February 27, 2007
Bottle issue: Drop deposits
The Legislature this year will try to expand the Bottle Bill. By itself, this is a noble idea, but not if it piles more costs and inconvenience on the average consumer.
Enacted in 1971, the Bottle Bill requires a deposit on beer and soft-drink containers. For most containers it’s a nickel. You get the nickel back if you take the can or bottle back to the store.
Taking it back to the store has become a huge nuisance, though. In the early years, you took your empties with you to the store, and the checker would see how many you had and then deduct their value from your bill when you paid.
This proved too much of a hassle for the stores, and a big mess in the back room. So now most supermarkets make you get rid of your empties at the automated bottle return outside. But that has proved a big hassle to most consumers, so much so that many no longer go to the trouble. Nobody wants to stand out there, wading in puddles of beer and other sticky stuff while waiting for customers with hundreds of cans each to feed them into the machine.

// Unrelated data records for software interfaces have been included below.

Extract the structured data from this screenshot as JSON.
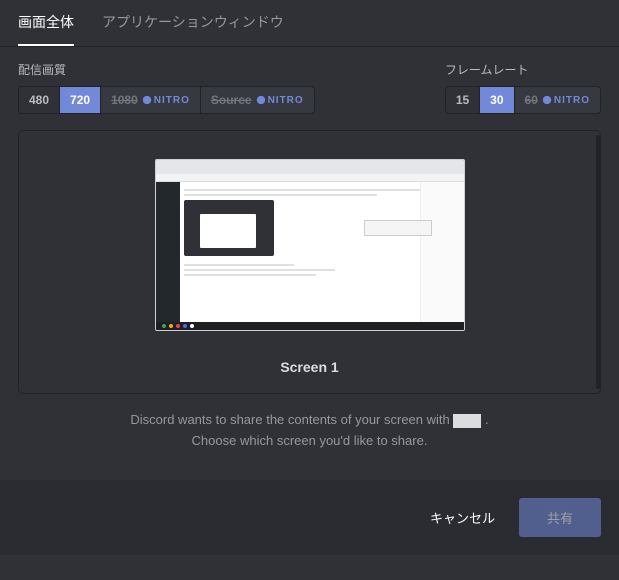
{
  "tabs": {
    "entire_screen": "画面全体",
    "app_window": "アプリケーションウィンドウ"
  },
  "quality": {
    "label": "配信画質",
    "options": [
      "480",
      "720"
    ],
    "nitro_options": [
      "1080",
      "Source"
    ],
    "selected": "720",
    "nitro_badge": "NITRO"
  },
  "framerate": {
    "label": "フレームレート",
    "options": [
      "15",
      "30"
    ],
    "nitro_options": [
      "60"
    ],
    "selected": "30",
    "nitro_badge": "NITRO"
  },
  "preview": {
    "screen_label": "Screen 1"
  },
  "share_prompt": {
    "line1_prefix": "Discord wants to share the contents of your screen with ",
    "line2": "Choose which screen you'd like to share."
  },
  "footer": {
    "cancel": "キャンセル",
    "share": "共有"
  }
}
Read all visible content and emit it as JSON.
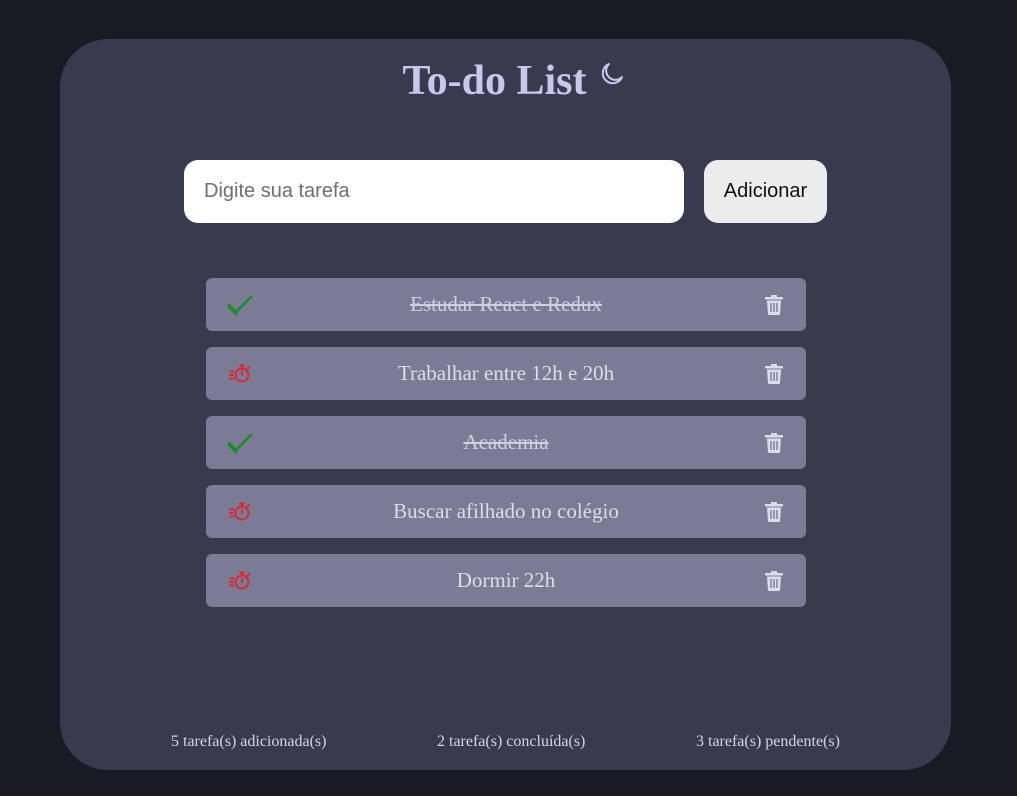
{
  "header": {
    "title": "To-do List",
    "theme_icon": "moon-icon"
  },
  "input": {
    "placeholder": "Digite sua tarefa",
    "value": ""
  },
  "add_button_label": "Adicionar",
  "tasks": [
    {
      "text": "Estudar React e Redux",
      "status": "done"
    },
    {
      "text": "Trabalhar entre 12h e 20h",
      "status": "pending"
    },
    {
      "text": "Academia",
      "status": "done"
    },
    {
      "text": "Buscar afilhado no colégio",
      "status": "pending"
    },
    {
      "text": "Dormir 22h",
      "status": "pending"
    }
  ],
  "footer": {
    "added": "5 tarefa(s) adicionada(s)",
    "done": "2 tarefa(s) concluída(s)",
    "pending": "3 tarefa(s) pendente(s)"
  },
  "colors": {
    "done_icon": "#1e8a2e",
    "pending_icon": "#d62a3a",
    "delete_icon": "#dcdcf0"
  }
}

Now our legislators want to expand this setup. They want to increase the deposit so that it means something again for the average consumer. And they want to expand the deposit requirement to other other kinds of bottles — for water, for instance, and tea.
For many consumers, this means that they would have to spend more money on deposits, money they would not get back. They would not get it back because people just don’t have the time to stand in line at those bottle returns for even longer than they would have to do now.
If we want more containers returned for recycling rather than just dumped, the state should set up a system for doing so, a system that gets the recycling chore away from the stores. If that proves too complicated or costly, the whole idea of deposits may have outlived its usefulness.
Instead, how about treating plastic and aluminum containers the way we treat other commodities? For example, people recycle newspapers without any deposit. As long as there’s a market for the material of which they are made, could the same be done with plastic containers and aluminum cans, regardless of what they formerly contained? (hh)